Vernon’s Tylee Cooper competes in high school rodeo barrel racing. Local action starts today.

Vernon’s Tylee Cooper competes in high school rodeo barrel racing. Local action starts today.

High school rodeo comes to Armstrong

High school rodeo stop hits IPE grounds this weekend in Armstrong.

As student president of the B.C. High School Rodeo Association’s south region junior division, Vernon’s Tylee Cooper has to worry about more than just her own game.

The 14-year-old Vernon Secondary student not only has to be savvy in the saddle, she has to have sound communication skills in coordinating the athletes and fundraising for the organization.

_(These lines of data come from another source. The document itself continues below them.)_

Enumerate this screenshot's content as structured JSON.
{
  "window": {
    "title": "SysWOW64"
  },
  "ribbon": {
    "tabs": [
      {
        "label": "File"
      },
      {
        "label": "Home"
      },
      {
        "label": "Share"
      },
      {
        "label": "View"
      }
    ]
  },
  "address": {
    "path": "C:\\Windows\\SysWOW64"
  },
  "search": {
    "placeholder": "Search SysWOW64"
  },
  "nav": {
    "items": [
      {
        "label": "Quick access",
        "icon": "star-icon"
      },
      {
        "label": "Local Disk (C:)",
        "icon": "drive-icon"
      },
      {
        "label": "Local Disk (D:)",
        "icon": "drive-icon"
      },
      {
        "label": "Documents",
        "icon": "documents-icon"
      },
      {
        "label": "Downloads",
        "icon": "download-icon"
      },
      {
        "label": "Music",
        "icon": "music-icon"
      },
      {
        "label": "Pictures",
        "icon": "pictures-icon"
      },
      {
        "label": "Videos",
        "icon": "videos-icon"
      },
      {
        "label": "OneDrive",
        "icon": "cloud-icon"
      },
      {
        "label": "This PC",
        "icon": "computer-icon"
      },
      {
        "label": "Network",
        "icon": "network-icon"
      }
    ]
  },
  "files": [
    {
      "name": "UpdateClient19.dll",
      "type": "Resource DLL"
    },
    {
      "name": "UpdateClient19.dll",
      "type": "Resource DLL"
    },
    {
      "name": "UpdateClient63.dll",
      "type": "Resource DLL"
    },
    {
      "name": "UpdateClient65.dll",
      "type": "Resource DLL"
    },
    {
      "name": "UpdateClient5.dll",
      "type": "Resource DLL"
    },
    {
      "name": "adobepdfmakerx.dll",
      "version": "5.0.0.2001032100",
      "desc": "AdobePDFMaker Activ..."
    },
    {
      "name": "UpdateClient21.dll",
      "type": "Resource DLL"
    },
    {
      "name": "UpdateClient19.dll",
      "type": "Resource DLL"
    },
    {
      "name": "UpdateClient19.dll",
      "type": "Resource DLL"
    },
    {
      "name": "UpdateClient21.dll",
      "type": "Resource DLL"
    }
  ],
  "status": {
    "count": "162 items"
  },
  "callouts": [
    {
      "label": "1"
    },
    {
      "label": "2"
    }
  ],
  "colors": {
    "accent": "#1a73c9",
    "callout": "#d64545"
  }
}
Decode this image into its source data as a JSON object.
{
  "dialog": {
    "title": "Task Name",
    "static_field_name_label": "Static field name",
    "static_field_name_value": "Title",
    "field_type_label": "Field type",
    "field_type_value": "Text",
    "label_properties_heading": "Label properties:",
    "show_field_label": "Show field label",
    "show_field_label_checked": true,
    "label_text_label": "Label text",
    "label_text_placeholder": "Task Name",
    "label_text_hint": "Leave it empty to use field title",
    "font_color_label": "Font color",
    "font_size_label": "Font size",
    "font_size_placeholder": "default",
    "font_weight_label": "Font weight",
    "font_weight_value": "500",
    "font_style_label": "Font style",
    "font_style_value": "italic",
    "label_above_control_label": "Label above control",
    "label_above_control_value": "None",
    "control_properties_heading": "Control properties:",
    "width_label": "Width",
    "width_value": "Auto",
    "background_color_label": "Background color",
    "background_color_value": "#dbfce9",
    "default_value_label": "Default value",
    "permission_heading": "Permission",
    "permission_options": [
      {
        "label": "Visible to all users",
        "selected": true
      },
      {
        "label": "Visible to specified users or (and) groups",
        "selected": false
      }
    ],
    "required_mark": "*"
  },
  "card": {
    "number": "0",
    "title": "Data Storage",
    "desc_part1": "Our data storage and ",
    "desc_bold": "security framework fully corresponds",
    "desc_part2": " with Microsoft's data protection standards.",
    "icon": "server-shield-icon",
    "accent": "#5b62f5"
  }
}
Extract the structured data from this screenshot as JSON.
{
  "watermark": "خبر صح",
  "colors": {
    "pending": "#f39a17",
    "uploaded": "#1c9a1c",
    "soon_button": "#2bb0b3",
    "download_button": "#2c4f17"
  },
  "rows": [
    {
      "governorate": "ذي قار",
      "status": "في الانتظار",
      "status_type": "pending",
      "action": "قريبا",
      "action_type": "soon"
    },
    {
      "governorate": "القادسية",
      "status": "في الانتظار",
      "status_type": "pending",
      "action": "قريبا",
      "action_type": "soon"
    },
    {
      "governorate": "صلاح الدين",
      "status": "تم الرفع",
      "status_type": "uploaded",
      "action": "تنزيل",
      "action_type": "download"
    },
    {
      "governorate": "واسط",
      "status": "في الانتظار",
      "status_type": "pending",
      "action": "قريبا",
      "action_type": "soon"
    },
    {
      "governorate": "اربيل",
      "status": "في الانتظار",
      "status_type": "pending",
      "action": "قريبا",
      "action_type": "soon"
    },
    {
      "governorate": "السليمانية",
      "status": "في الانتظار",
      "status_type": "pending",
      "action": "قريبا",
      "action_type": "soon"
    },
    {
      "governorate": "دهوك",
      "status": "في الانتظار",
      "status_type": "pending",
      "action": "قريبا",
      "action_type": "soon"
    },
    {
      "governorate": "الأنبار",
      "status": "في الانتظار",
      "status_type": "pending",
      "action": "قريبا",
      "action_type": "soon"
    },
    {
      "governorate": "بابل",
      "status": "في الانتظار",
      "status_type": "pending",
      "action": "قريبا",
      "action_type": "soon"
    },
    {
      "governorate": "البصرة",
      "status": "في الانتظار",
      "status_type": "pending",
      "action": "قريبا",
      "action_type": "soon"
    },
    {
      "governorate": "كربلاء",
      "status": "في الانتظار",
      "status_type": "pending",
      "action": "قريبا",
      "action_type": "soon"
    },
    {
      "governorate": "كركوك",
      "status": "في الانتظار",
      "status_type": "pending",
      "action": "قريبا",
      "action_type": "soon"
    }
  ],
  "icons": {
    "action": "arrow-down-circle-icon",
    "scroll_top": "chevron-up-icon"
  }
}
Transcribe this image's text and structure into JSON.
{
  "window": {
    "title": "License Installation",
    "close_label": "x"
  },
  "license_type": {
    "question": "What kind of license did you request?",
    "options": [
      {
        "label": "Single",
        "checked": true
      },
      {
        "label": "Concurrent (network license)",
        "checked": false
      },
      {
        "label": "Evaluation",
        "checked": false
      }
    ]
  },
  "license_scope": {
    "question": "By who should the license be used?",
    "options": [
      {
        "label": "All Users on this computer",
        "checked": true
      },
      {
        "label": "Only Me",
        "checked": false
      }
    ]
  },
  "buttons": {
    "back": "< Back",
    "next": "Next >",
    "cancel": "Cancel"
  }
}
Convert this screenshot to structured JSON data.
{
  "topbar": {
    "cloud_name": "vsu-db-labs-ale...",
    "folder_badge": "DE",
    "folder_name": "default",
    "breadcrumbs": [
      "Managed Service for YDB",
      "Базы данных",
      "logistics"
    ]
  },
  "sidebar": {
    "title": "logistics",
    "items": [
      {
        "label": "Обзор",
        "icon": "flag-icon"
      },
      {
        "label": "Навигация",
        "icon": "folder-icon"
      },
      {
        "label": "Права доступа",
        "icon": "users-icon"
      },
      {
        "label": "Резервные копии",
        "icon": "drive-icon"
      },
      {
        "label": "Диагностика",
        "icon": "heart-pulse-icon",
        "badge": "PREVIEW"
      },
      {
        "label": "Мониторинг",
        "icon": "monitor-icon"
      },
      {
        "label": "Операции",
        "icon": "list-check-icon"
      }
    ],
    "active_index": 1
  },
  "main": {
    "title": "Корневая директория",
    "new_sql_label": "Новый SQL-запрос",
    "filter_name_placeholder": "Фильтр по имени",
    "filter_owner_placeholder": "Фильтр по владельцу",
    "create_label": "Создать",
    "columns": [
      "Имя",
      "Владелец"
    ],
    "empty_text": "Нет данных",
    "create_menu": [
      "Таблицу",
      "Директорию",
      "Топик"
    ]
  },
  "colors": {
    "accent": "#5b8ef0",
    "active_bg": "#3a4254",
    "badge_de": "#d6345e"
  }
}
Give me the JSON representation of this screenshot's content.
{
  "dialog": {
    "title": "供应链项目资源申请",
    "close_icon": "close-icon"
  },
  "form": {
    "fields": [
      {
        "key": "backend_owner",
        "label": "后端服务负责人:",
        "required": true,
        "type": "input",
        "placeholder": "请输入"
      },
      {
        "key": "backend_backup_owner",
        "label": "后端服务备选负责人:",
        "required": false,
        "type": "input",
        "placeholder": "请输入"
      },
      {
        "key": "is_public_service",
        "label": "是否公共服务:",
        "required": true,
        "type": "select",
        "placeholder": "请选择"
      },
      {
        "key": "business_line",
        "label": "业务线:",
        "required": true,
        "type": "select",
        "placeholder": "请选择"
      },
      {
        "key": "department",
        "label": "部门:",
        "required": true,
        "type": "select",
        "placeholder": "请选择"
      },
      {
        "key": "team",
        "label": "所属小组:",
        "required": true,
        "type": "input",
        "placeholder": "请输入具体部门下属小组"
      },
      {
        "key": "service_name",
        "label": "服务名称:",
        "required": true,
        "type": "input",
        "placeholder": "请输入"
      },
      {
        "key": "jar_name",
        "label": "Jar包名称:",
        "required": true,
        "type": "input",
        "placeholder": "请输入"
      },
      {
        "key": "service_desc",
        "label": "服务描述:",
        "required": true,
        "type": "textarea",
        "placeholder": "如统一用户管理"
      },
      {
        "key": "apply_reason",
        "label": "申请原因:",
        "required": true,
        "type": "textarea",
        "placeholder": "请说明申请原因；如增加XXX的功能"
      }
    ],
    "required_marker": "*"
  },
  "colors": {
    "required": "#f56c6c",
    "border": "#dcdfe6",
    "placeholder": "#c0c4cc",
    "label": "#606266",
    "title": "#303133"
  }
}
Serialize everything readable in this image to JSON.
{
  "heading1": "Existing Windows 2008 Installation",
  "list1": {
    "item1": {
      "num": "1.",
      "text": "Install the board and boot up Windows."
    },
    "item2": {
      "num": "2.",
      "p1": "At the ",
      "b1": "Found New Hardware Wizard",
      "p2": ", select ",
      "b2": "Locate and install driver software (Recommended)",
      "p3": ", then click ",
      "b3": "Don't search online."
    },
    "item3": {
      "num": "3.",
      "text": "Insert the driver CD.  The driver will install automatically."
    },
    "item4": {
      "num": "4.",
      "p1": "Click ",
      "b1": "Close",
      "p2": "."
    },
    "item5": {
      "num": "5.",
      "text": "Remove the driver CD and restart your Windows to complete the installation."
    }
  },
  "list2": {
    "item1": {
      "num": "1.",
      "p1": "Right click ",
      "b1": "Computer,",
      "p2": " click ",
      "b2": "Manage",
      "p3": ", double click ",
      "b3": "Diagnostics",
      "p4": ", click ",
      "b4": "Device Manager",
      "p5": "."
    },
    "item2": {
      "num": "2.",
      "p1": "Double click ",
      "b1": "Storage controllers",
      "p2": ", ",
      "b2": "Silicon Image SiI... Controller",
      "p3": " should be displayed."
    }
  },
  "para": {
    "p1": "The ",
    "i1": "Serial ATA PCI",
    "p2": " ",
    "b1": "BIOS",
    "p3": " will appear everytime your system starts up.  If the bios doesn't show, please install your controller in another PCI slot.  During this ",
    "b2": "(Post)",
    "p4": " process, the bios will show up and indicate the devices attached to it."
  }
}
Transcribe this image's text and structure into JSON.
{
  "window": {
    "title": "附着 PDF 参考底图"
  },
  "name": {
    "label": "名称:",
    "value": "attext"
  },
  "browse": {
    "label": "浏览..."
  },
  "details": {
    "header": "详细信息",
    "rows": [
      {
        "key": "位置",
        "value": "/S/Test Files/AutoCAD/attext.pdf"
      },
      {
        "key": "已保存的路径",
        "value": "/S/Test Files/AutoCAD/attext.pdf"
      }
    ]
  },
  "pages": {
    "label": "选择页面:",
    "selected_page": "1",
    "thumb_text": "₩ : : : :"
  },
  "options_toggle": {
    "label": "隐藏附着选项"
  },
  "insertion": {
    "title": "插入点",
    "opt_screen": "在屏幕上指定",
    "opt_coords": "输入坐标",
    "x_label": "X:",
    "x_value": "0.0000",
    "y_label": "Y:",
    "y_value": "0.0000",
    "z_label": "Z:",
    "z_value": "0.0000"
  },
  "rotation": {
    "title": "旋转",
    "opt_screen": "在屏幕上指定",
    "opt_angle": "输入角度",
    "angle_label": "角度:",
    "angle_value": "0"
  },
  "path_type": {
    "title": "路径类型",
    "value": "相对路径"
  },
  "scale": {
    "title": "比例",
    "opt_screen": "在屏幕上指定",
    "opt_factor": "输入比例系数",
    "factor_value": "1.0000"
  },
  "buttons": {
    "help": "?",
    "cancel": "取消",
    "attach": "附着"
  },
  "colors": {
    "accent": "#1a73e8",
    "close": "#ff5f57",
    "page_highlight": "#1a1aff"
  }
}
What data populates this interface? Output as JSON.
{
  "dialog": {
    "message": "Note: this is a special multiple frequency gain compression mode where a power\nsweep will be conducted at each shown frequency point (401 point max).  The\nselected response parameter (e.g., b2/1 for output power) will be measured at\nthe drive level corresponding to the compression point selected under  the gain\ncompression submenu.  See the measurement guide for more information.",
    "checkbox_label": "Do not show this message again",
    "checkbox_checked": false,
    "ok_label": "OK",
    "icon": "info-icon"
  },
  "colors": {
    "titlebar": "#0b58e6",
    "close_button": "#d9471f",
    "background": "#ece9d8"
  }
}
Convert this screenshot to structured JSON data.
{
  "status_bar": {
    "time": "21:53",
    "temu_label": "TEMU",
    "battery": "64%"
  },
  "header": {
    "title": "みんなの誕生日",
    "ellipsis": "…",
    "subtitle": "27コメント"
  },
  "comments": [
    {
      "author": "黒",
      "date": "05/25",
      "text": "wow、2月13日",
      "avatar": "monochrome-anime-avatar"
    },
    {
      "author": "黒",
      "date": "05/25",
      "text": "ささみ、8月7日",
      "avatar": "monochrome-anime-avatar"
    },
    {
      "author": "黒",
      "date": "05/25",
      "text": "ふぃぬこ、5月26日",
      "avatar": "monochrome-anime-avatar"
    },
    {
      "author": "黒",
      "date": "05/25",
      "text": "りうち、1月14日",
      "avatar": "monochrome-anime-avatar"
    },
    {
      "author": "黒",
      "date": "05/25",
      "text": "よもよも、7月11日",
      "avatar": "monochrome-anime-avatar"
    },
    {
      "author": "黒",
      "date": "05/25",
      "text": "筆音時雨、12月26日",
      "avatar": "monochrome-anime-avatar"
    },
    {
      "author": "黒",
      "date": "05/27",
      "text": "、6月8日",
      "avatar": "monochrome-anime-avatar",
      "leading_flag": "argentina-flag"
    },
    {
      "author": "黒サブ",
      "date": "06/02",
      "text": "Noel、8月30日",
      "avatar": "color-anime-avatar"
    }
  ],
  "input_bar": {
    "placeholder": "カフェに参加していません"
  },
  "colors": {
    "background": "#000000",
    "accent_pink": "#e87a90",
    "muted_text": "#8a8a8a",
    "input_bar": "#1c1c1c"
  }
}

As the regional rep for barrel racing, she also watches every run and handles any controversy that might arise.

“You just have to understand where they’re coming from and listen to them,” said Cooper, who will compete in five events at this weekend’s high school rodeo, hosted by the North Okanagan Riding Club, at the IPE grounds in Armstrong.

“It’s really helped me learn how to deal with people. I’ve made a lot of new friends and I’ve learned a lot about it.”

In addition to barrel racing, Cooper will also compete in pole bending, breakaway roping, goat tying and ribbon roping. She rides Daisy, a paint horse, in barrel racing and pole bending, and Pecos, an unregistered horse, for goat tying and roping.

Action begins today at 4 p.m. with the cutting event at Denton Moffat’s arena. The remaining events go at the IPE grounds starting 10 a.m. Saturday and Sunday.

Admission to the IPE grounds is free and there will be a concession onsite.

“I’m really hoping we get a decent crowd,” said Bianca Olsen-Stiles, a Grade 12 student at Pleasant Valley Secondary. “When there’s people there watching it gives you more drive to do better.”

Olsen-Stiles will also compete in five events – barrel racing, pole bending, goat tying, cutting and breakaway roping.

One of her horses is older than she is – she rides a 19-year-old quarterhorse named Six for barrel racing and pole bending. She borrows her boyfriend’s (Westwold’s Cole Churchill) mount, Cowboy, for some of the other events.

Olsen-Stiles has been riding for years, but only started competing two years ago. She hopes to go the college rodeo route and is considering nursing as a career.

“I just decided I really want to do it. I love it. I’m disappointed I didn’t start in Grade 9,” said Olsen-Stiles, who enjoys the rush of barrel racing.

“I just like the intensity you get when you’re about to get in the gate and your horse is hot because he wants to go too.”

Churchill, who also goes to PVSS, is looking to build off a tremendous season. He advanced to high school nationals last year in Wyoming.

Cooper, who also plays hockey and soccer, noted there are a number of high school events that spectators won’t see at a pro rodeo. In particular, she said the goat tying is “something different.”

“It’s cool to see the girls go flying off their horses at a full run.”